**Task prompt**
Quote the records beneath, complete and exact. Leave out images.

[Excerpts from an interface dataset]
***

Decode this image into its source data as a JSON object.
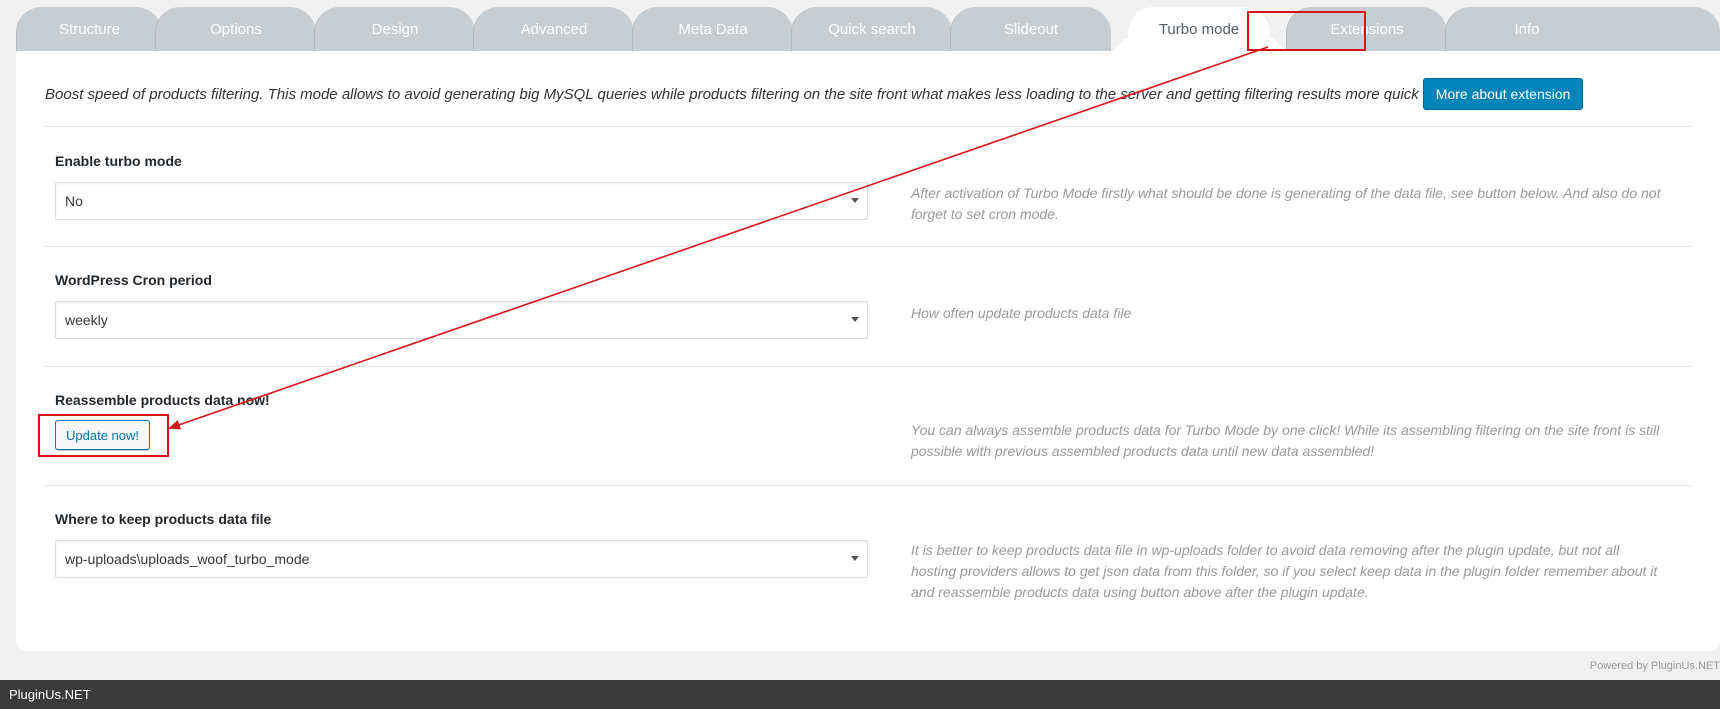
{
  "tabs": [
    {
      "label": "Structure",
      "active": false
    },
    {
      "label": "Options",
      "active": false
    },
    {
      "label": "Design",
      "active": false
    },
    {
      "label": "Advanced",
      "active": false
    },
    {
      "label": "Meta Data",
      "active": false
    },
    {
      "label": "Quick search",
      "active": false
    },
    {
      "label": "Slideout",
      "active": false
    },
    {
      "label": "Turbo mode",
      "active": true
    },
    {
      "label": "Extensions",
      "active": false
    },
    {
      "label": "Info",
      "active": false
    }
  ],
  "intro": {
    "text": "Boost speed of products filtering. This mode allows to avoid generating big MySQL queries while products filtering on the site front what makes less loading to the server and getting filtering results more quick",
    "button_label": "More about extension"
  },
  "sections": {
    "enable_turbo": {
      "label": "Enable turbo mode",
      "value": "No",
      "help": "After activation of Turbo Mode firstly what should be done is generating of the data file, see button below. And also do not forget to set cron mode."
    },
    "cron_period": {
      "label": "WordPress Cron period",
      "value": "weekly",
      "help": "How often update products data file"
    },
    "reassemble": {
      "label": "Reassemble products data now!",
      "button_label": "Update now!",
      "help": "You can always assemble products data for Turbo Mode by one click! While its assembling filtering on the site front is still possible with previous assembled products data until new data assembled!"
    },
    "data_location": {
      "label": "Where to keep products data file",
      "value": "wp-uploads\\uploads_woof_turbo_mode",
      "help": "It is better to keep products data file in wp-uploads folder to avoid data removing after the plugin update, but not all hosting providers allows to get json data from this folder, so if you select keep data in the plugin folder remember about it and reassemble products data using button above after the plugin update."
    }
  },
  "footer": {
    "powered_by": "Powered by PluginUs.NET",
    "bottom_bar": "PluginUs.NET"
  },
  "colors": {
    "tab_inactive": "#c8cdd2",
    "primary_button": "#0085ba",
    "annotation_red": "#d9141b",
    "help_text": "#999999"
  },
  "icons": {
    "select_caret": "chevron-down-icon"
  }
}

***

**Final answer**
Decode this image into its source data as a JSON object.
{
  "tabs": [
    {
      "label": "Structure",
      "active": false
    },
    {
      "label": "Options",
      "active": false
    },
    {
      "label": "Design",
      "active": false
    },
    {
      "label": "Advanced",
      "active": false
    },
    {
      "label": "Meta Data",
      "active": false
    },
    {
      "label": "Quick search",
      "active": false
    },
    {
      "label": "Slideout",
      "active": false
    },
    {
      "label": "Turbo mode",
      "active": true
    },
    {
      "label": "Extensions",
      "active": false
    },
    {
      "label": "Info",
      "active": false
    }
  ],
  "intro": {
    "text": "Boost speed of products filtering. This mode allows to avoid generating big MySQL queries while products filtering on the site front what makes less loading to the server and getting filtering results more quick",
    "button_label": "More about extension"
  },
  "sections": {
    "enable_turbo": {
      "label": "Enable turbo mode",
      "value": "No",
      "help": "After activation of Turbo Mode firstly what should be done is generating of the data file, see button below. And also do not forget to set cron mode."
    },
    "cron_period": {
      "label": "WordPress Cron period",
      "value": "weekly",
      "help": "How often update products data file"
    },
    "reassemble": {
      "label": "Reassemble products data now!",
      "button_label": "Update now!",
      "help": "You can always assemble products data for Turbo Mode by one click! While its assembling filtering on the site front is still possible with previous assembled products data until new data assembled!"
    },
    "data_location": {
      "label": "Where to keep products data file",
      "value": "wp-uploads\\uploads_woof_turbo_mode",
      "help": "It is better to keep products data file in wp-uploads folder to avoid data removing after the plugin update, but not all hosting providers allows to get json data from this folder, so if you select keep data in the plugin folder remember about it and reassemble products data using button above after the plugin update."
    }
  },
  "footer": {
    "powered_by": "Powered by PluginUs.NET",
    "bottom_bar": "PluginUs.NET"
  },
  "colors": {
    "tab_inactive": "#c8cdd2",
    "primary_button": "#0085ba",
    "annotation_red": "#d9141b",
    "help_text": "#999999"
  },
  "icons": {
    "select_caret": "chevron-down-icon"
  }
}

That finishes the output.